___ SUPPLIED MATERIAL
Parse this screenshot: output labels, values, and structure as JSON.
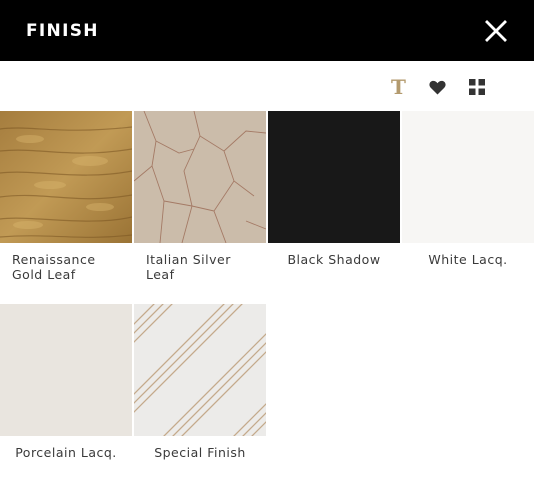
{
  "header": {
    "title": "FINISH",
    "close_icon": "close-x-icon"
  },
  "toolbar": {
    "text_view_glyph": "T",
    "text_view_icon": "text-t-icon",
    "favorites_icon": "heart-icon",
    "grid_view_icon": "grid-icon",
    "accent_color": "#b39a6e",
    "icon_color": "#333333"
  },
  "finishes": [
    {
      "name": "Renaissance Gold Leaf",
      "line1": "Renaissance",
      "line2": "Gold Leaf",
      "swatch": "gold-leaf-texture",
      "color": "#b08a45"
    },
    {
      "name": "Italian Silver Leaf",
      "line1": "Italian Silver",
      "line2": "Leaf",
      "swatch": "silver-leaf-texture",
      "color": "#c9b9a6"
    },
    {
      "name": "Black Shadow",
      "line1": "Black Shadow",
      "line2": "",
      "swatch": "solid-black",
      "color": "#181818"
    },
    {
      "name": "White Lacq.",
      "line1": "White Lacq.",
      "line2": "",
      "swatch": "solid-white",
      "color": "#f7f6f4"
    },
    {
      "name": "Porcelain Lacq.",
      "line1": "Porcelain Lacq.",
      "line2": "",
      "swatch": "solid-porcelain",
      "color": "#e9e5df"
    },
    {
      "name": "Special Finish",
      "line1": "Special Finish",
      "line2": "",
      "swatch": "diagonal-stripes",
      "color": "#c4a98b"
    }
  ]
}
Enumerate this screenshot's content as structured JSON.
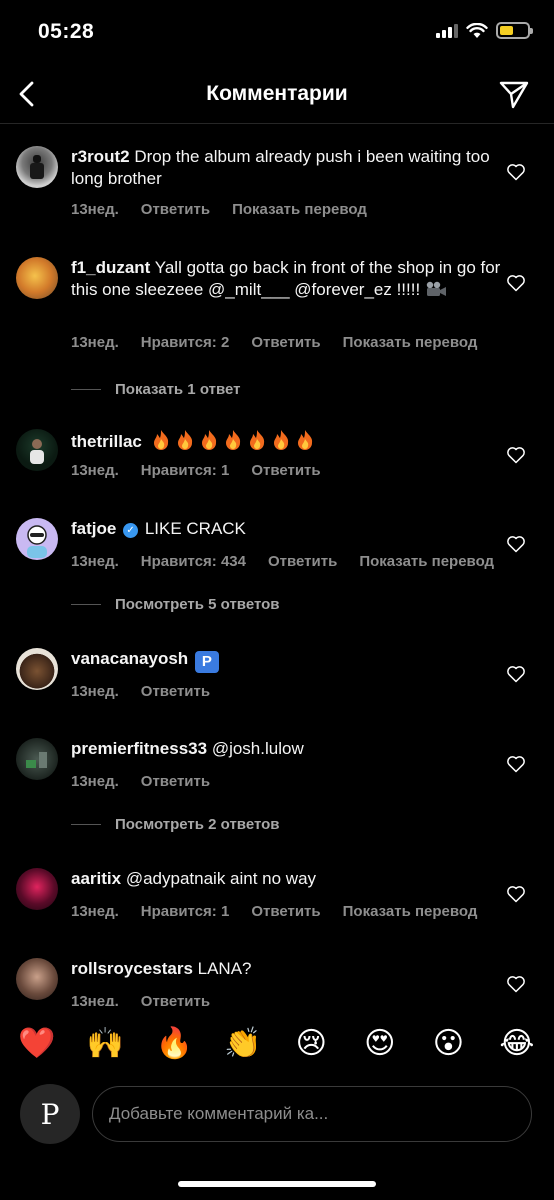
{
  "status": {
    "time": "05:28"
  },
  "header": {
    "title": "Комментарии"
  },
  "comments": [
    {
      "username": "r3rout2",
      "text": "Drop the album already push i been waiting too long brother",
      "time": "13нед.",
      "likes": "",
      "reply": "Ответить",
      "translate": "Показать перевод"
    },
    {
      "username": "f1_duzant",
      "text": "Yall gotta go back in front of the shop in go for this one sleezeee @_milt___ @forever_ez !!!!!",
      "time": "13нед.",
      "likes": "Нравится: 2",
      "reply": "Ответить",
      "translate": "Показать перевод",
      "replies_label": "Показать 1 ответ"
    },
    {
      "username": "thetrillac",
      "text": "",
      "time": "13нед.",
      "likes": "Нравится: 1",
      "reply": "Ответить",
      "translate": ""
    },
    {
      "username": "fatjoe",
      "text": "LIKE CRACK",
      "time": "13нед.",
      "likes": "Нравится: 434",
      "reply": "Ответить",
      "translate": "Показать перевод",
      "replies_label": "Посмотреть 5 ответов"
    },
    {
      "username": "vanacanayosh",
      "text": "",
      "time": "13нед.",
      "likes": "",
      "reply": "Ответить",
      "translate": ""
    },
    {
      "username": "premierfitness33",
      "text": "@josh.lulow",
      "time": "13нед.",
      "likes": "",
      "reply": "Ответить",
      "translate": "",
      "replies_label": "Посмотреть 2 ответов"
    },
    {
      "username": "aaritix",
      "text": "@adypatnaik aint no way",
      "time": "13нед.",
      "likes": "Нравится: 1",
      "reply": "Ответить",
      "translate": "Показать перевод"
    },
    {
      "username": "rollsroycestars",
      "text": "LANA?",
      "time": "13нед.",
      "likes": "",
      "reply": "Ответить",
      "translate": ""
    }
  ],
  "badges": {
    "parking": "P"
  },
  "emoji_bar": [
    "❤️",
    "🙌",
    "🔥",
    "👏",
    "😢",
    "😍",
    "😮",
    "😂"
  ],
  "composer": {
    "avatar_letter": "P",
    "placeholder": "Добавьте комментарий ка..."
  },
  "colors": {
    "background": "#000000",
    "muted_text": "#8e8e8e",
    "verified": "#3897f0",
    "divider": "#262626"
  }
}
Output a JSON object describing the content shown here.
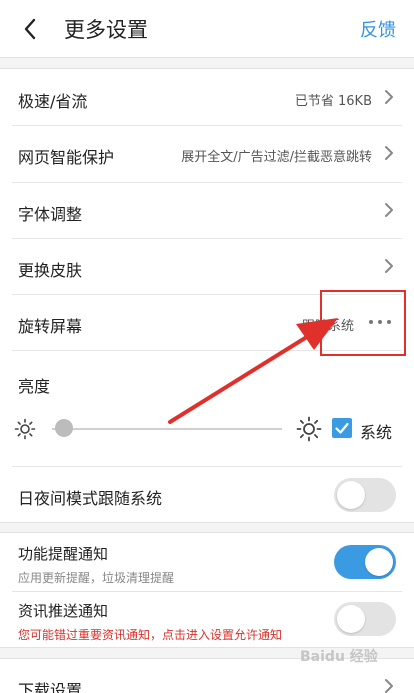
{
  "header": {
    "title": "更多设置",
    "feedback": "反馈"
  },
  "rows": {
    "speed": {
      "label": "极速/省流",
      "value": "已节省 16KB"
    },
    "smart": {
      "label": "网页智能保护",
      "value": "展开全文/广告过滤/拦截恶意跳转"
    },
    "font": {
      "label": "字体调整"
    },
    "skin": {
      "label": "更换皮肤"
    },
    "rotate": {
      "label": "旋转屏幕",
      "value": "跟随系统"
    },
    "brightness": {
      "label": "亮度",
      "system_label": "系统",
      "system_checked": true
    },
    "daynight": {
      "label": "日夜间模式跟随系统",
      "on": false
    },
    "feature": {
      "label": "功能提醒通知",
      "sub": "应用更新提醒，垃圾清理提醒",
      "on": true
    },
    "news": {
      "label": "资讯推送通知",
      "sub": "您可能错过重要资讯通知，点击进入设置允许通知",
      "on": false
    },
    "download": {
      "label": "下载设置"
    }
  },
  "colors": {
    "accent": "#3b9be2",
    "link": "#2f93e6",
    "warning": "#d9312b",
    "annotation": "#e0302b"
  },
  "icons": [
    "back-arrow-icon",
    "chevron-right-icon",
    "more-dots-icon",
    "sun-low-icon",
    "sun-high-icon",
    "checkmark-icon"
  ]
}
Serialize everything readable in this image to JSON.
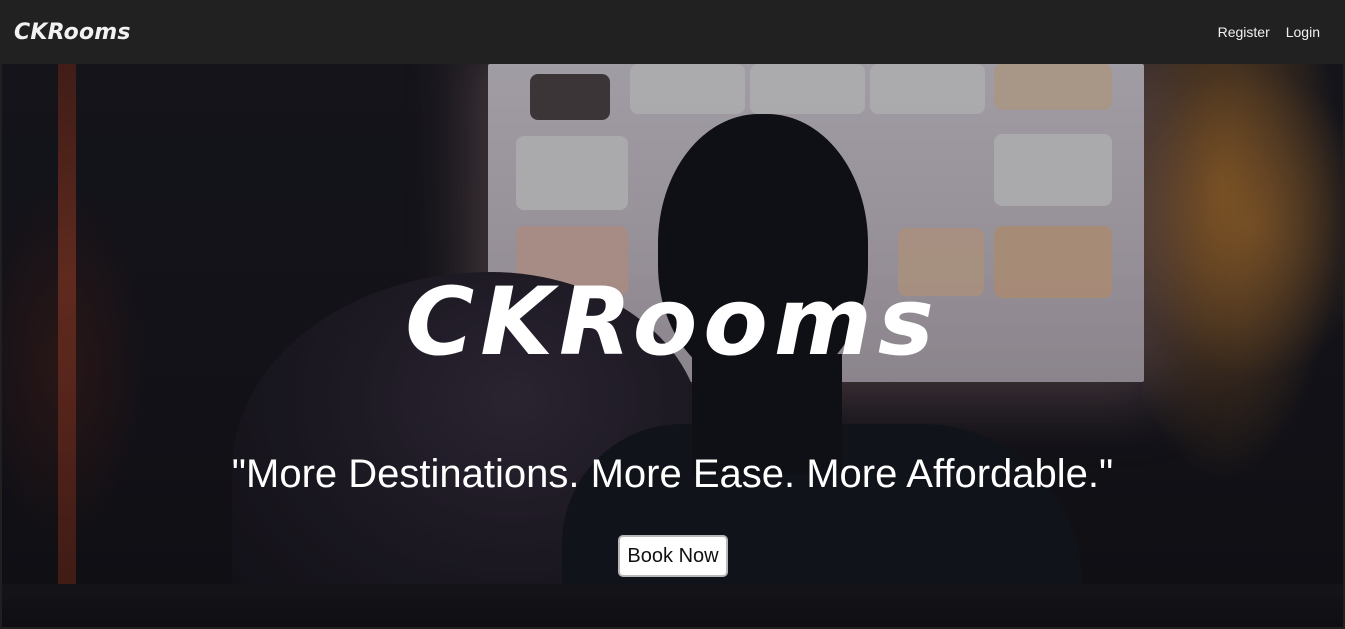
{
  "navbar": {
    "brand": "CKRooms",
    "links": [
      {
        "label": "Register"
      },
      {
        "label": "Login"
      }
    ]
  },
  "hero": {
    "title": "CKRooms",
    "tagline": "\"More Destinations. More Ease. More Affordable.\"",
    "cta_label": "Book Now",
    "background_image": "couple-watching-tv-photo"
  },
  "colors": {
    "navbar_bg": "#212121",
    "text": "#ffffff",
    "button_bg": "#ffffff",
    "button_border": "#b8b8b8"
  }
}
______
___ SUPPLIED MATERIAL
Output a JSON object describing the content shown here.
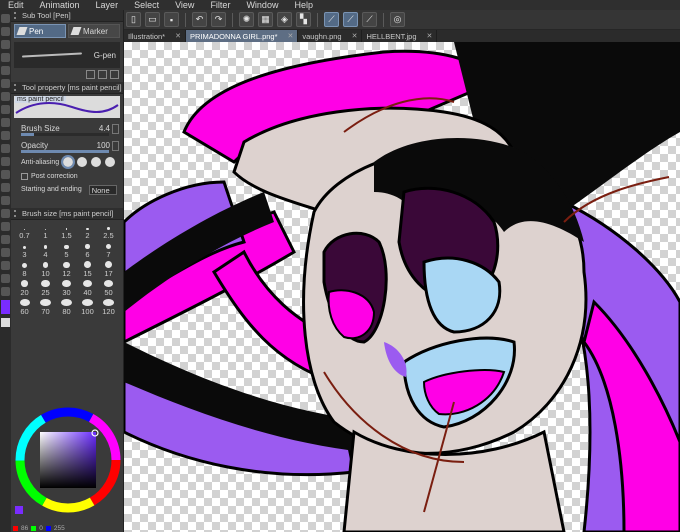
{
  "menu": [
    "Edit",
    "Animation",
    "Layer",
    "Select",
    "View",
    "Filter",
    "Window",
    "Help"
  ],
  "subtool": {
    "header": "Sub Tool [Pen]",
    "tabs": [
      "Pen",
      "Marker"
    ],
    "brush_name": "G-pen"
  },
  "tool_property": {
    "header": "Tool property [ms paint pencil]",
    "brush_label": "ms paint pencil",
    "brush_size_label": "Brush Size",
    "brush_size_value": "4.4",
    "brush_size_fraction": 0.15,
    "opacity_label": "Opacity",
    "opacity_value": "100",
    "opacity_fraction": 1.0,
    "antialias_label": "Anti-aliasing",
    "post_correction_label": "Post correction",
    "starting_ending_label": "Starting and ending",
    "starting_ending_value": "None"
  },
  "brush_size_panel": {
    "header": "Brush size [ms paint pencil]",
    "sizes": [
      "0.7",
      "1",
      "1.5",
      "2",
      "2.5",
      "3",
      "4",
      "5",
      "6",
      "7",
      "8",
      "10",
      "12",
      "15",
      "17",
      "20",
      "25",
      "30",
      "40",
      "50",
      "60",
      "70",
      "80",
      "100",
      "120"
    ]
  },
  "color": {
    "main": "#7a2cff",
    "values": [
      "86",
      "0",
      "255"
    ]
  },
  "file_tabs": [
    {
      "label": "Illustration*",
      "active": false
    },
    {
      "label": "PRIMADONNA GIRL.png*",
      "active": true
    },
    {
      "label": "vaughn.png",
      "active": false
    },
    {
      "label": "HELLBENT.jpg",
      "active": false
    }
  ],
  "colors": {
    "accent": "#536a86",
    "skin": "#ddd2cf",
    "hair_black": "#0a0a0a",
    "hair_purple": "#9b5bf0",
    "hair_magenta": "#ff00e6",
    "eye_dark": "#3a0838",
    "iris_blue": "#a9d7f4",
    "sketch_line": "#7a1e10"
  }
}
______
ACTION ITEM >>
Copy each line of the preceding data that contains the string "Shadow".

EXERCISE OUTPUT >>
      "name": "Black Shadow",
      "line1": "Black Shadow",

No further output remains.